Groups are provided with a “Magnetic Match” lab sheet. Then the groups are asked to observe the bar magnets that are used for the experiment. Observing the magnets allows the groups to familiarize themselves with the magnets (the letters on the magnets, the different poles). The groups predict which ends of the magnets attract or repel each other when they attempt to put them together. They write down their predictions on the lab sheet. After groups make their predictions, they investigate the poles of the magnet, and write the outcome on the lab sheet. For instance, if they place two ‘like’ poles together, what would happen? If they place two ‘opposite’ poles together, what would happen?
As they complete the investigation, I pose these questions: What happened when you attempted to put two like poles together? They repelled. How did it feel? I could feel the force between the magnets but they did not attract. What happened when you attempted to put opposite poles together? They attracted. Explain?
I discuss these questions after the investigation to ensure that students understand how poles attract or repel.
Students are summoned to their desks. I pose the following questions to the students: What happen when you touch a north pole to a south pole? What happen when you touch a north pole and a north pole?
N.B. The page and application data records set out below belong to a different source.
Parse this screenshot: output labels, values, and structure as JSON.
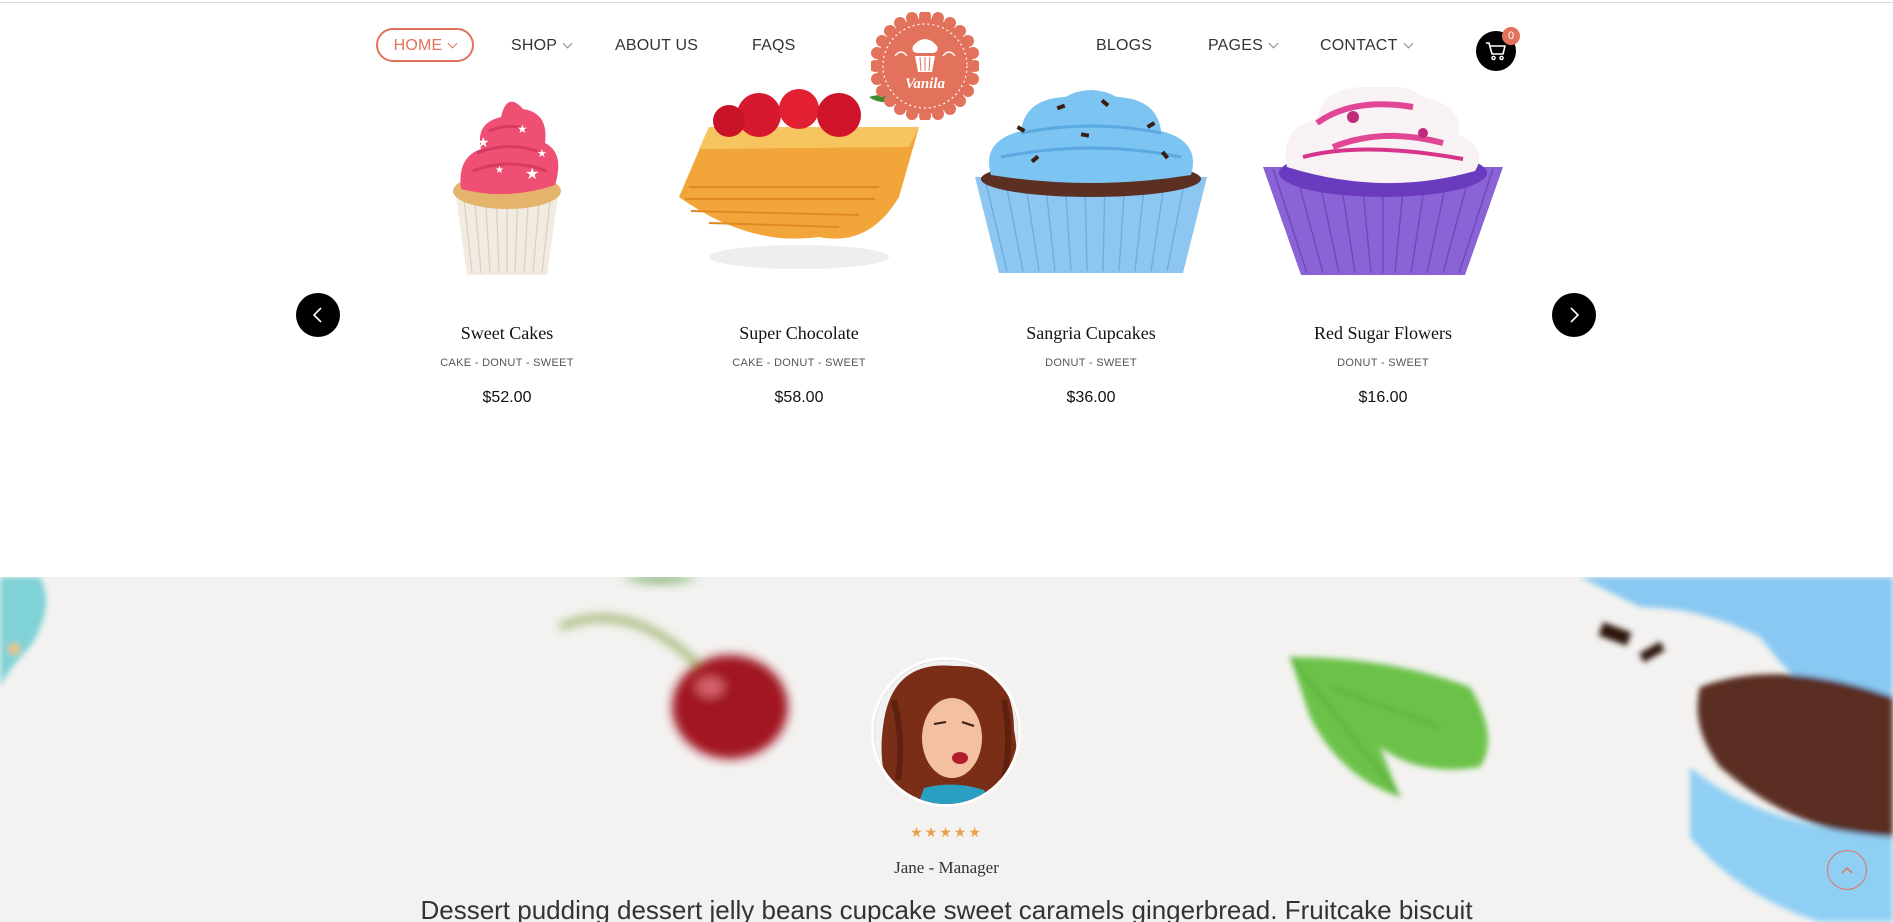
{
  "nav": {
    "items": [
      {
        "label": "HOME",
        "dropdown": true,
        "active": true
      },
      {
        "label": "SHOP",
        "dropdown": true
      },
      {
        "label": "ABOUT US",
        "dropdown": false
      },
      {
        "label": "FAQS",
        "dropdown": false
      },
      {
        "label": "BLOGS",
        "dropdown": false
      },
      {
        "label": "PAGES",
        "dropdown": true
      },
      {
        "label": "CONTACT",
        "dropdown": true
      }
    ],
    "logo_text": "Vanila",
    "cart_count": "0"
  },
  "products": [
    {
      "name": "Sweet Cakes",
      "tags": "CAKE - DONUT - SWEET",
      "price": "$52.00",
      "image": "pink-cupcake"
    },
    {
      "name": "Super Chocolate",
      "tags": "CAKE - DONUT - SWEET",
      "price": "$58.00",
      "image": "strawberry-pastry"
    },
    {
      "name": "Sangria Cupcakes",
      "tags": "DONUT - SWEET",
      "price": "$36.00",
      "image": "blue-cupcake"
    },
    {
      "name": "Red Sugar Flowers",
      "tags": "DONUT - SWEET",
      "price": "$16.00",
      "image": "purple-cupcake"
    }
  ],
  "testimonial": {
    "rating": "★★★★★",
    "author": "Jane - Manager",
    "quote": "Dessert pudding dessert jelly beans cupcake sweet caramels gingerbread. Fruitcake biscuit"
  },
  "colors": {
    "accent": "#e2725b",
    "star": "#e8a04f",
    "testimonial_bg": "#f3f2f0"
  }
}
These questions are asked to checking for students understanding.
I take up the their lab sheet so I can evaluate their responses, too. This helps me to guide my next steps.